Problem - For every line in the material below that holds "image", report the line.

****************

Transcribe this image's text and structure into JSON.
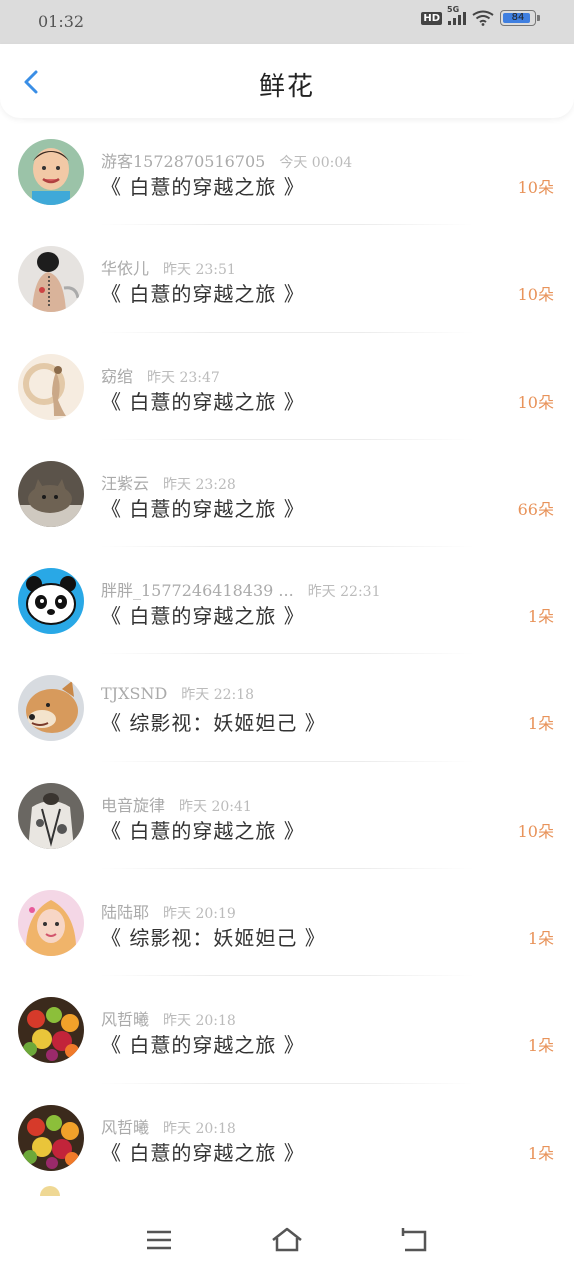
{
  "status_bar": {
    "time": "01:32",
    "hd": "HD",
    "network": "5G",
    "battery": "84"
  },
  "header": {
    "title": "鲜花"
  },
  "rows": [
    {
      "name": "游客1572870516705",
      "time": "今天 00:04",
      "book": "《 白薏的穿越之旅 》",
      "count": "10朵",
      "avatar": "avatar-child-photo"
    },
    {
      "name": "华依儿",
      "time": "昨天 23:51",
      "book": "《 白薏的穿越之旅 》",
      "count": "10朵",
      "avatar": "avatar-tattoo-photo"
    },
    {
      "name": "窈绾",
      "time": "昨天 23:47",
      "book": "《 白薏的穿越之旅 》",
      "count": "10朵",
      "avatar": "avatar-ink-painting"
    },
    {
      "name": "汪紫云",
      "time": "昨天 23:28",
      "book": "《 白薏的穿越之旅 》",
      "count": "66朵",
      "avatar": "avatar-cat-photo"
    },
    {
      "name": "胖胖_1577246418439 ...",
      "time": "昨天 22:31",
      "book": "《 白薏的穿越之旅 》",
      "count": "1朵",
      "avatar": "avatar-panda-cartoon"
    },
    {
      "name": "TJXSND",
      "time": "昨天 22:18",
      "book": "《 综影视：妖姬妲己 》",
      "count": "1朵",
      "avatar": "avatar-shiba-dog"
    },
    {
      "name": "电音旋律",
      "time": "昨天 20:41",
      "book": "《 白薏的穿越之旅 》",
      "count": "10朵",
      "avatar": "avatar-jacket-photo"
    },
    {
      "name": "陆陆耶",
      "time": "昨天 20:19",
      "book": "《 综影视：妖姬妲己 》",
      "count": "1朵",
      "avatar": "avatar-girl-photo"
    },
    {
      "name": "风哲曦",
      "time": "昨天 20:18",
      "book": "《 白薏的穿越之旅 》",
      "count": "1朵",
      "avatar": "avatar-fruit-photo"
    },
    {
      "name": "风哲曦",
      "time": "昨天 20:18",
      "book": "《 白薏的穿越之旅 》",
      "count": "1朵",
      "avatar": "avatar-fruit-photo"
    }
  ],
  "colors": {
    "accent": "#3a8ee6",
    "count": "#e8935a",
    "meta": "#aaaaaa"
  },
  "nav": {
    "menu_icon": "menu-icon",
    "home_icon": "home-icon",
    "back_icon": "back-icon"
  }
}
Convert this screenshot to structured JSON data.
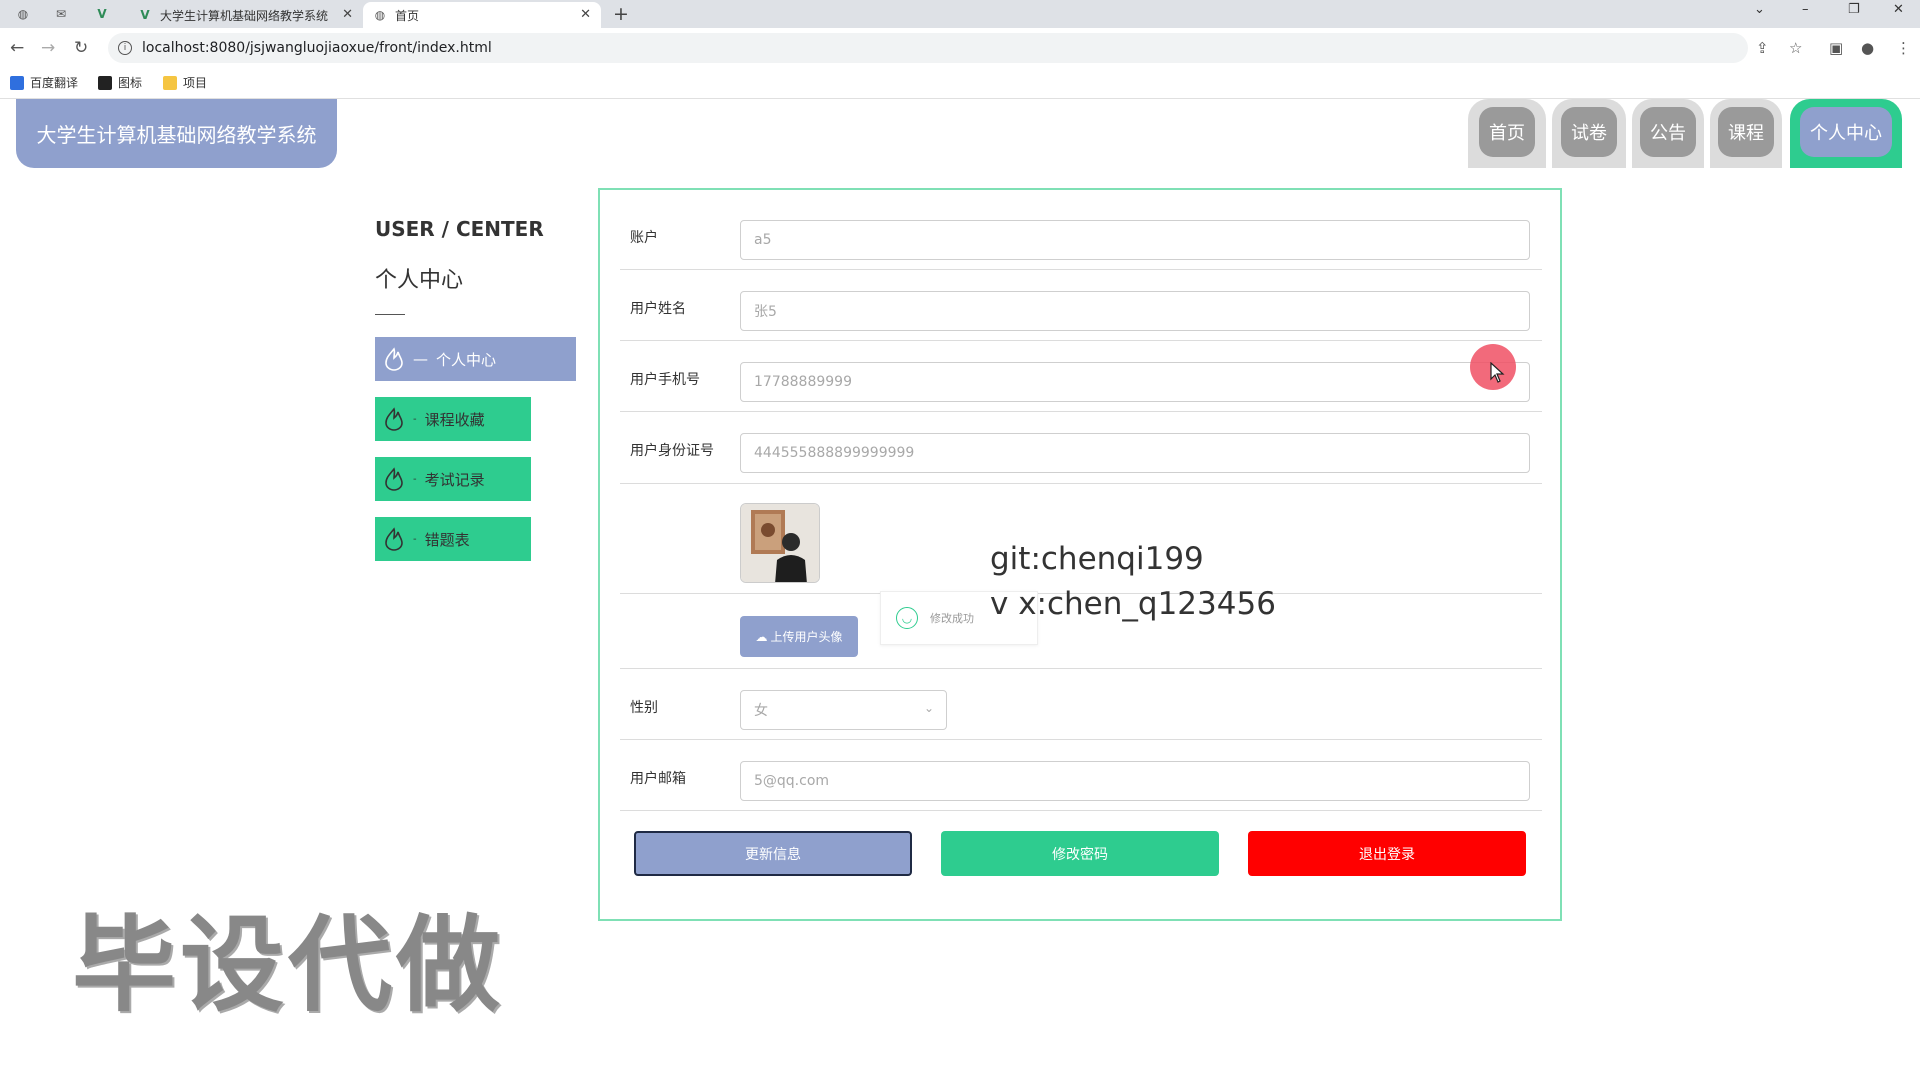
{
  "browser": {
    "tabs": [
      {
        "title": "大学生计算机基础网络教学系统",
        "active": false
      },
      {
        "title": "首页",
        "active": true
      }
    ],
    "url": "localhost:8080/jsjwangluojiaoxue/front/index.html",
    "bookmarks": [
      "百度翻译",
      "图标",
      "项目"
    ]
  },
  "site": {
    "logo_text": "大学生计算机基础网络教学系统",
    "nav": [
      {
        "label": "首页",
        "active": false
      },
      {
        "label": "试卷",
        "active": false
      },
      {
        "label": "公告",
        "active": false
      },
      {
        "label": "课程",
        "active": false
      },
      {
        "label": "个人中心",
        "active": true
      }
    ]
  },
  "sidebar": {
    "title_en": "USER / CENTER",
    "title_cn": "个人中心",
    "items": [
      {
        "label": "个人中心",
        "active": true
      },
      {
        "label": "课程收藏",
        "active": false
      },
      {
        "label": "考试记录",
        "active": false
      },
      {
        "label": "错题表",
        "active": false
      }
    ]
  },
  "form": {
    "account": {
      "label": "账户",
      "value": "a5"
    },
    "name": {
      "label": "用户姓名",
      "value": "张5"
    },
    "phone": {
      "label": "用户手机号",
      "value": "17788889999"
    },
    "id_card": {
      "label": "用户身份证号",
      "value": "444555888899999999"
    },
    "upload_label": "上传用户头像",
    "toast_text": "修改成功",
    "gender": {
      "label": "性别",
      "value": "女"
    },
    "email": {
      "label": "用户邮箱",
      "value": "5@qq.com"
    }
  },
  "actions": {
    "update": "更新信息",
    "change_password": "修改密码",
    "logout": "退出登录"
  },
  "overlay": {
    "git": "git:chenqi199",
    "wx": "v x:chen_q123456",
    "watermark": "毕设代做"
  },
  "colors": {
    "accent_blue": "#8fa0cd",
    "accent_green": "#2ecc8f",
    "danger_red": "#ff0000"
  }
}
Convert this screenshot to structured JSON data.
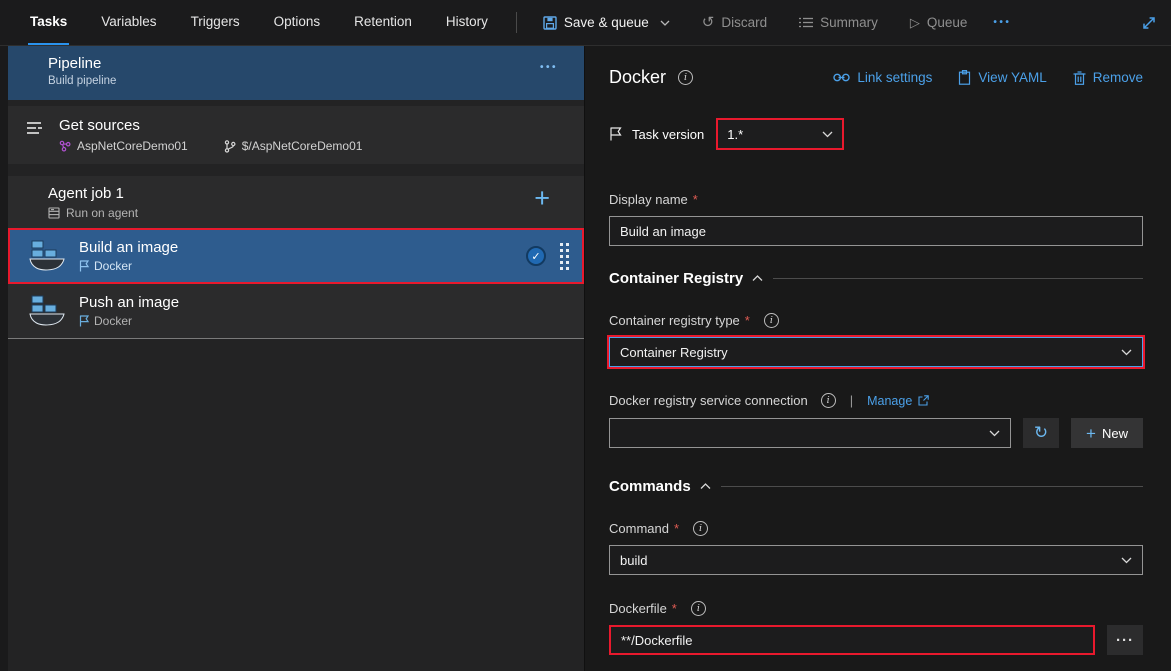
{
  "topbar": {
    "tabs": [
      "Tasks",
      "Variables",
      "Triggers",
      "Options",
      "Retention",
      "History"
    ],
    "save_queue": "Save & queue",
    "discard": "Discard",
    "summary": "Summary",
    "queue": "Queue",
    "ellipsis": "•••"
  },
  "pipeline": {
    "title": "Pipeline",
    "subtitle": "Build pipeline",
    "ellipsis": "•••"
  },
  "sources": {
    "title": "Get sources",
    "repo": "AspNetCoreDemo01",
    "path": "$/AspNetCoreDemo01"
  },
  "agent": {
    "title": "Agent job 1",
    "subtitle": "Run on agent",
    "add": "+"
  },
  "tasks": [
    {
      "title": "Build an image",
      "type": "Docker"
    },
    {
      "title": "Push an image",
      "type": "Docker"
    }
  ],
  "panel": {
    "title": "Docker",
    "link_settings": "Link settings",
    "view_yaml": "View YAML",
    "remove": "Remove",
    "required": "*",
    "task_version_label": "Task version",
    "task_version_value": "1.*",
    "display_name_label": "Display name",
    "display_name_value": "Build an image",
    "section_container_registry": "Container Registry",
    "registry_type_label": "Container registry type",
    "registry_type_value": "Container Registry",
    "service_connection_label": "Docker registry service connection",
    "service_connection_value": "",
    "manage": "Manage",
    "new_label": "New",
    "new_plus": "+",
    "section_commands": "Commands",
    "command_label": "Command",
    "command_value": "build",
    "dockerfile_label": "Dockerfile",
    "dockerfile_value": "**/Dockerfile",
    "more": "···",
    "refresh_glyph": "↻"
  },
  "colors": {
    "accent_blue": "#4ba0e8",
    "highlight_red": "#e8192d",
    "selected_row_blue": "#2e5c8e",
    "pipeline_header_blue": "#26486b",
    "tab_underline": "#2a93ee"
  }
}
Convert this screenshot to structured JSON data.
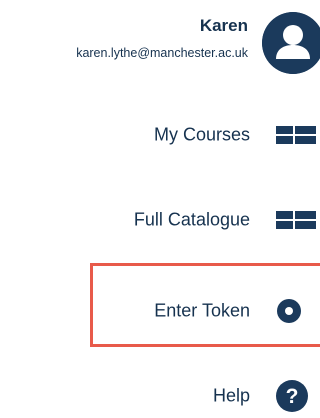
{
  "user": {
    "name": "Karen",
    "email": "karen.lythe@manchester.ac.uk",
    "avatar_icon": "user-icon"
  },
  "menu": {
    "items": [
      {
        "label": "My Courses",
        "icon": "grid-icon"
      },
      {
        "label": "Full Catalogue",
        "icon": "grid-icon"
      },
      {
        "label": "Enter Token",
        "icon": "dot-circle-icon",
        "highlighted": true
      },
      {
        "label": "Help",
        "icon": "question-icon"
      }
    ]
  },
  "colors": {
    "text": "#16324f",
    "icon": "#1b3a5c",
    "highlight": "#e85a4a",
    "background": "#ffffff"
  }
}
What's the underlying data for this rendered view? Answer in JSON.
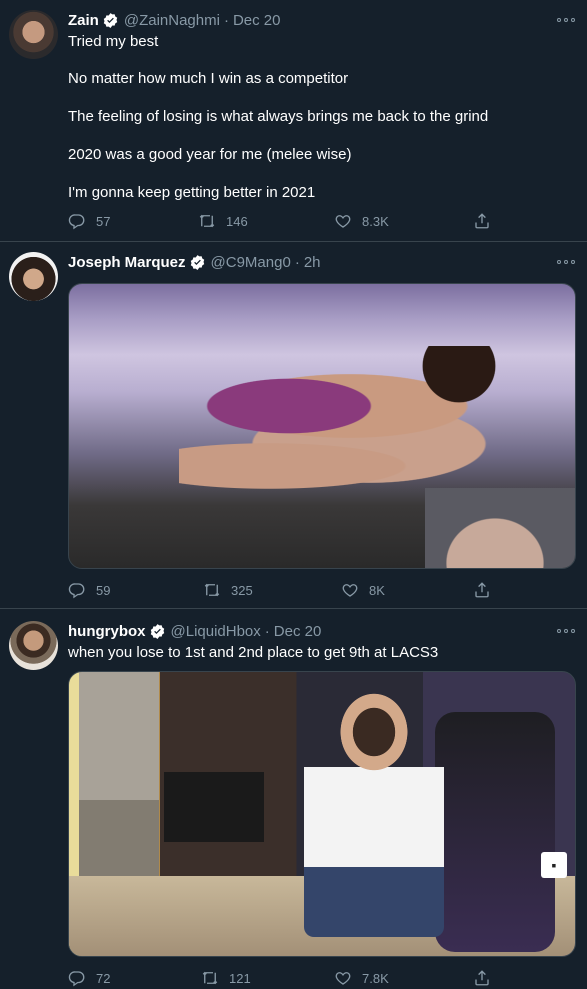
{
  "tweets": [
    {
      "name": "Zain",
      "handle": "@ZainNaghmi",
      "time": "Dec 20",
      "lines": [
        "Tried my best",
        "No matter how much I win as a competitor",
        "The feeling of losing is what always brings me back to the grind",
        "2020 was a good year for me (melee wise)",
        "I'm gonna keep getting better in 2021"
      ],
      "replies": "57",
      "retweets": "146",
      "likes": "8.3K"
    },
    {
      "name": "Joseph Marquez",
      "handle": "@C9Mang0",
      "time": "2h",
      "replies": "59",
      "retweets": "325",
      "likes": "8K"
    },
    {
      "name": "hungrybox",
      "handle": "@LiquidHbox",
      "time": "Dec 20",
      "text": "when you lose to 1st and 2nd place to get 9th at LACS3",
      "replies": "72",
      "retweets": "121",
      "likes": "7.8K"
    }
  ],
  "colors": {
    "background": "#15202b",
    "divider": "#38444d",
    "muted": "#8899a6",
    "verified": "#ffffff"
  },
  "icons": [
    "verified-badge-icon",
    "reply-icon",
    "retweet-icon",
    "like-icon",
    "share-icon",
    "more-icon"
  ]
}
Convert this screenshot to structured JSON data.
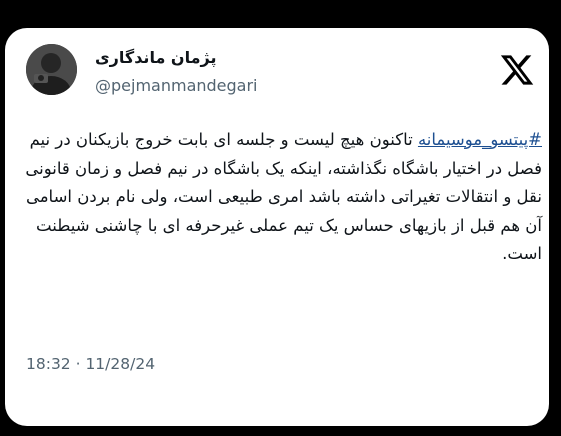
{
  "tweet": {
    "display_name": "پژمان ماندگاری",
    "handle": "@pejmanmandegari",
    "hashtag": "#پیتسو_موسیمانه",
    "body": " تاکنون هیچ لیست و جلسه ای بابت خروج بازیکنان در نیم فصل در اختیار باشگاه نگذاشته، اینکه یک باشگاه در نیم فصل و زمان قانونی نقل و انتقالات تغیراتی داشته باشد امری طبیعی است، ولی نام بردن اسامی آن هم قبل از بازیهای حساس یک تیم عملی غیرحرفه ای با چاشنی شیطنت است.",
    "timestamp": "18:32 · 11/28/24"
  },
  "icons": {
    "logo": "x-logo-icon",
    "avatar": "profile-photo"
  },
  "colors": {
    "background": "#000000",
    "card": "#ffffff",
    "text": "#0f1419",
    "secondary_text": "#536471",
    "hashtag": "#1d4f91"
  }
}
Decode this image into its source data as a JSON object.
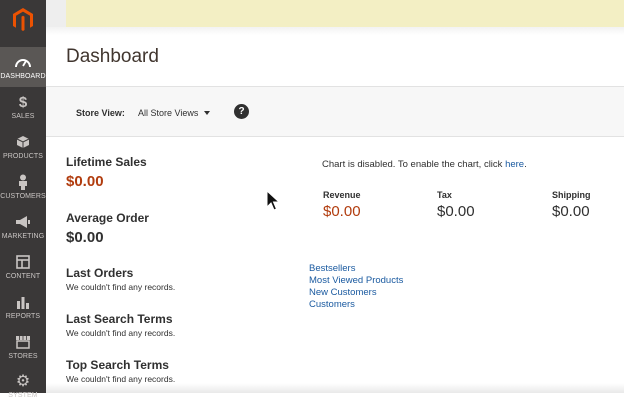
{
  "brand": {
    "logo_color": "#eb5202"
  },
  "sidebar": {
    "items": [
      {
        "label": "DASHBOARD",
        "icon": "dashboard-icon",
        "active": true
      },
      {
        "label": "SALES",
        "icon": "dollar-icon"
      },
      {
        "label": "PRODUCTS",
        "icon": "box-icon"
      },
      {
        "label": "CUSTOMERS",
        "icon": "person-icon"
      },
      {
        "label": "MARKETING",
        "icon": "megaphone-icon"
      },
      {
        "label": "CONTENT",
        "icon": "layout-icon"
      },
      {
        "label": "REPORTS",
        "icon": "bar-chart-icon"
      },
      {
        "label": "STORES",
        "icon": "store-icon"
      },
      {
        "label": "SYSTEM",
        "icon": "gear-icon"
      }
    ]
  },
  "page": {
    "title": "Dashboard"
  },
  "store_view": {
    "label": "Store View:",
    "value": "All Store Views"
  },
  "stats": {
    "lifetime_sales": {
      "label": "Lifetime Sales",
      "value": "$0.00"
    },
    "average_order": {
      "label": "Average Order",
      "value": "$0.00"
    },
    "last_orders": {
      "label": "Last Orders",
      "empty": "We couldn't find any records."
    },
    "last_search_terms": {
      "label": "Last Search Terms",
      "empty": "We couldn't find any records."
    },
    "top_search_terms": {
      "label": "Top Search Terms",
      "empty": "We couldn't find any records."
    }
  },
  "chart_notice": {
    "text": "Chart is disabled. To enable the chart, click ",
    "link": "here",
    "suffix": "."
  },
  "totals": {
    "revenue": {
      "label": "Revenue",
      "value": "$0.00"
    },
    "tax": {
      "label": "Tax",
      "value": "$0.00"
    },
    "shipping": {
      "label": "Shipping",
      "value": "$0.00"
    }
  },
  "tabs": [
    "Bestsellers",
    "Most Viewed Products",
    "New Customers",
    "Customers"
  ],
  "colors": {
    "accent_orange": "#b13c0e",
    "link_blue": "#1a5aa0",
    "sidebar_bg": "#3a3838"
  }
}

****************

Exercise solution -
Transcribe this image's text and structure into JSON.
      "title": "Build an image",
      "title": "Push an image",
    "display_name_value": "Build an image",
Decode this image into its source data as a JSON object.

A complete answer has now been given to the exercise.